ADHD stands for Attention Deficit Hyperactivity Disorder and tends to affect young people between the ages of 6 to 12 years old. The conditions can make people feel restless and cause them to act on impulse. The condition is thought to improve with age but doesn’t always.
ADHD is not the end of the story since people with the condition might experience additional symptoms, including sleep issues and issues with anxiety. If your family member experiences restlessness along with anxiety, try to visit a medical professional to seek a diagnosis.
ADHD causes restlessness and inattention, which can have a significant bearing on someone’s life, making it harder to concentrate and form relationships. But there are other issues too, including overconsumption of food, substance misuse, anxiety, and problems gettings to sleep.
When a person can’t concentrate properly on their work or studies, it can affect their life chances as well as their life quality, especially if there are additional symptoms such as sleep deprivation. But how is it possible to know if you or someone you love suffers from an ADHD condition?

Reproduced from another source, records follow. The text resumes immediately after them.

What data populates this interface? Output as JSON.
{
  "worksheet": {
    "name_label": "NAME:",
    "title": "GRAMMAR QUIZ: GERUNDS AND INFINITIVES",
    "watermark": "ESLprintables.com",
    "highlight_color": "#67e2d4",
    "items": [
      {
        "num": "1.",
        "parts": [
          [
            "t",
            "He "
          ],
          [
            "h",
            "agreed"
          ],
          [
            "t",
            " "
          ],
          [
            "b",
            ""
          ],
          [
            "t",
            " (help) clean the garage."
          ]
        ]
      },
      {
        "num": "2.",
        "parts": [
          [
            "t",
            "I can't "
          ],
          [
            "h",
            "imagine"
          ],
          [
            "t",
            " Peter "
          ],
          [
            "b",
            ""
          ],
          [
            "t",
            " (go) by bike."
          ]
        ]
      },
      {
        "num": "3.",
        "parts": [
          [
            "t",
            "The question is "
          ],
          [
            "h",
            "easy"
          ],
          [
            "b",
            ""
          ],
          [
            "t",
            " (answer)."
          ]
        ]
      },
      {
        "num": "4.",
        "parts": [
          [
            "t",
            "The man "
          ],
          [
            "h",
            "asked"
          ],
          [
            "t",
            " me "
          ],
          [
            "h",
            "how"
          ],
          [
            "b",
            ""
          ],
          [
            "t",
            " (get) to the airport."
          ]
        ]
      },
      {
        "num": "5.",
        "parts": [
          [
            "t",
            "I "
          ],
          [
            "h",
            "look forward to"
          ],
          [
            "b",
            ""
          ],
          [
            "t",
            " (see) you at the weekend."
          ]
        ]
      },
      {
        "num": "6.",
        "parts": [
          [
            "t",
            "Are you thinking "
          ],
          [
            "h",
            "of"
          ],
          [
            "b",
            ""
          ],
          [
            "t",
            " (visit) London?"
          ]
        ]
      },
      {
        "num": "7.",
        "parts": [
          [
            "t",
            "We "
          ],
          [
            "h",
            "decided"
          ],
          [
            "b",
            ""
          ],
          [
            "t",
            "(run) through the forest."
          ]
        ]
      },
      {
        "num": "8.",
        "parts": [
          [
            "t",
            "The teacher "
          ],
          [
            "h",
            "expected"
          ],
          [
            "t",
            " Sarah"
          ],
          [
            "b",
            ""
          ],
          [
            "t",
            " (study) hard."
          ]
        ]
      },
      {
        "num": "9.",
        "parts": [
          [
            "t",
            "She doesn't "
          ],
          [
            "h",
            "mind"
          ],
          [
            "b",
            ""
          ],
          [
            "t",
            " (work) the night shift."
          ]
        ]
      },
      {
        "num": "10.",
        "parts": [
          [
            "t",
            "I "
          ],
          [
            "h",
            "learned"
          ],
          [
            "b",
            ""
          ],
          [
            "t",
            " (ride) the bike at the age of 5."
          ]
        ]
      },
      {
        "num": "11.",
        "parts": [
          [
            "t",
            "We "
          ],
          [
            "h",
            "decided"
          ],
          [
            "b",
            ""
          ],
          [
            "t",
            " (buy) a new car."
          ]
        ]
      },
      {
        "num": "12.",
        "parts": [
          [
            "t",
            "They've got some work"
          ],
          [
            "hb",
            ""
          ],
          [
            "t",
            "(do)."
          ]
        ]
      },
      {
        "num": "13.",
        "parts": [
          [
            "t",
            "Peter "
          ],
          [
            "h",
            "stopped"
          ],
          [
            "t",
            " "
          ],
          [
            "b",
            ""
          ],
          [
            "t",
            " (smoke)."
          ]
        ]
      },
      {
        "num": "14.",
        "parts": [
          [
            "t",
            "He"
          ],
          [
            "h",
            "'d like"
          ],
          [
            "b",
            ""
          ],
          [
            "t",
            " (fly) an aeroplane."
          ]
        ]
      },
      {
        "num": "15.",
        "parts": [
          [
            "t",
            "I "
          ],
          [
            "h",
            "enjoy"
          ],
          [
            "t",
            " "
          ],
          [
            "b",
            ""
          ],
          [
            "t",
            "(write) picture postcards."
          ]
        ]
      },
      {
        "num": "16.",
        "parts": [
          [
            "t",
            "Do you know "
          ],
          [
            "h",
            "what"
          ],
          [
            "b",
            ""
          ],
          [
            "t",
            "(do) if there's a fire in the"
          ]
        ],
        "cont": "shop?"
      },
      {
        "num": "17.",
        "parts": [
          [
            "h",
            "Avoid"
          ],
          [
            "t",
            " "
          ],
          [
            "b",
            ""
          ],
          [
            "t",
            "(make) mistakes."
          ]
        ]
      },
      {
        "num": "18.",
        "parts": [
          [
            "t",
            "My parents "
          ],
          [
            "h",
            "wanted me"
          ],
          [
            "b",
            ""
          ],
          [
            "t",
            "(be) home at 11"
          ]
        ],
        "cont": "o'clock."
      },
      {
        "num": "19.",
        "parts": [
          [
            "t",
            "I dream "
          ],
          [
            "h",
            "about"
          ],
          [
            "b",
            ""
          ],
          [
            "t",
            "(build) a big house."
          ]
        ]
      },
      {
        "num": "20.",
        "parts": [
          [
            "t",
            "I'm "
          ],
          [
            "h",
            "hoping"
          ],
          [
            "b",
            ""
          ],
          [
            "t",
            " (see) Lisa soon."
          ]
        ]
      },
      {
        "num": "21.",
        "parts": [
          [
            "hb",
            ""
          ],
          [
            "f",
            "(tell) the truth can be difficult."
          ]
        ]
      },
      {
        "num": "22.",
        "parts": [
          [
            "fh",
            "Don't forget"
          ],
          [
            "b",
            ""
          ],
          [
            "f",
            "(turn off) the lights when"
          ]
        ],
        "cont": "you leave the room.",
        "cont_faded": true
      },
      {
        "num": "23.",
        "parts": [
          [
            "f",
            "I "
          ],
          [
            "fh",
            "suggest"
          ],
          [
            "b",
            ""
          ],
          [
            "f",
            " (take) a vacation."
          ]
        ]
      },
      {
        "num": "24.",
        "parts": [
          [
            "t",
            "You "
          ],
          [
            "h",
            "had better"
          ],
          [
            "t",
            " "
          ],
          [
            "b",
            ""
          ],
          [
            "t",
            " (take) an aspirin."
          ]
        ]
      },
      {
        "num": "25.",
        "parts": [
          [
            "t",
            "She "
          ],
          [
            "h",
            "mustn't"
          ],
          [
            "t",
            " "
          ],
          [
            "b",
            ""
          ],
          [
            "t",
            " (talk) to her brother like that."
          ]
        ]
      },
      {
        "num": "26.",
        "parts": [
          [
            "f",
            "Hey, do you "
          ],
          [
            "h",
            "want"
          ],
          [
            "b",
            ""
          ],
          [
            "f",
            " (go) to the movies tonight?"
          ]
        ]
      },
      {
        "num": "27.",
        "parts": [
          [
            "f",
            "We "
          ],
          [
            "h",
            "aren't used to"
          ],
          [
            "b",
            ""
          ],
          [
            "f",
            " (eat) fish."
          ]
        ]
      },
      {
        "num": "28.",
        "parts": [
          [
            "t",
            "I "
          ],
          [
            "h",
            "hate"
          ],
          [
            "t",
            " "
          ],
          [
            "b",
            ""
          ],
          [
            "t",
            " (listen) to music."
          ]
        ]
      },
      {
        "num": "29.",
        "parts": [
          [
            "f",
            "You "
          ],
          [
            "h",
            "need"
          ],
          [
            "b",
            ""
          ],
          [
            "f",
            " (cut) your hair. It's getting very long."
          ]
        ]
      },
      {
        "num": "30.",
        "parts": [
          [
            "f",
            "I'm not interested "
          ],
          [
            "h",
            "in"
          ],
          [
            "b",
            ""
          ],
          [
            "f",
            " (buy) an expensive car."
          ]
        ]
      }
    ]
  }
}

It can be difficult to know if someone has ADHD, especially if they are younger, between the ages of 6-12. ADHD is a little easier to diagnose in adults, but It’s fairly normal for children in this age category to have lots of energy and to lack attention at times, so how can you tell?
The three main categories for diagnosis of the condition in children and adults is Inattention, Hyperactivity, and Impulsivity. Inattention includes being easily distracted, hyperactivity includes an inability to sit still, and impulsivity is about speaking without thinking and impatience.
Before you can treat ADHD, it must be diagnosed by a medical professional; it’s important the criteria for ADHD is met, and the condition is severe enough to warrant treatment. There are several treatments for ADHD, including medicine, therapy, and lifestyle changes.
Typical medicine for ADHD includes Methylphenidate, Lisdexamfetamine, Dexamfetamine, Atomoxetine, Guanfacine. For therapy, ADHD is treated with psychoeducation, behavior therapy, parent training, and CBT. Diet and lifestyle also have a part to play in healing.
It’s not always easy to find out if you have ADHD and seek professional treatment for it, but it is important if you want to improve your quality of life or the life chances of a family member. Look out for signs of distraction and hyperactivity coupled with sleep loss and anxiety. If these issues for a pattern over time, it’s time to seek help from a medical professional for a diagnosis.
With a holistic approach, we can offer the treatment you need to find some relief. View our Psychiatric Services here.